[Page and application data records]
▼

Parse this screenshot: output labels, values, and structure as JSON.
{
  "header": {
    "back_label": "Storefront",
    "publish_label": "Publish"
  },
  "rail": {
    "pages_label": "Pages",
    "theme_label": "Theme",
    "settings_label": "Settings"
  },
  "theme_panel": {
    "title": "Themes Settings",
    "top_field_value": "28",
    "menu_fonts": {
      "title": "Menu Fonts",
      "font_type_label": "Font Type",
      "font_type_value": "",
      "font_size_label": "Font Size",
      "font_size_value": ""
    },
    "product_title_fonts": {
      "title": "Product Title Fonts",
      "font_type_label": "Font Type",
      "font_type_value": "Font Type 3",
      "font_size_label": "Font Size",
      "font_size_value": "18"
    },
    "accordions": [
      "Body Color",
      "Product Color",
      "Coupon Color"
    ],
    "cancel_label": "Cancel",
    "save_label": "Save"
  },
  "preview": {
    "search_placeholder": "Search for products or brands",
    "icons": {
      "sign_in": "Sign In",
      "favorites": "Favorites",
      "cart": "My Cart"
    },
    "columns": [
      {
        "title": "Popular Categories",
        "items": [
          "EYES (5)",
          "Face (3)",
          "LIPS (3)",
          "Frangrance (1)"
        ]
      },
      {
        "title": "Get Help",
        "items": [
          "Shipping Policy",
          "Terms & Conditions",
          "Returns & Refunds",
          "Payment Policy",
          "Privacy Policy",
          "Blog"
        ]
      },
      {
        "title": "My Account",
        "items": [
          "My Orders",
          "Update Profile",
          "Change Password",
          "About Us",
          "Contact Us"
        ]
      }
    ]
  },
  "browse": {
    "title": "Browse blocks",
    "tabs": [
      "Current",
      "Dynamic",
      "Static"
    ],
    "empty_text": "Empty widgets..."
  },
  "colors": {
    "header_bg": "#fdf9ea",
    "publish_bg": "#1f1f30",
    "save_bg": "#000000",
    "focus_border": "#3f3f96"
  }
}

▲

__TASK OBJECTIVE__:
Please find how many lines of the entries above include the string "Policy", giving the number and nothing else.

__YOUR RESPONSE__:
3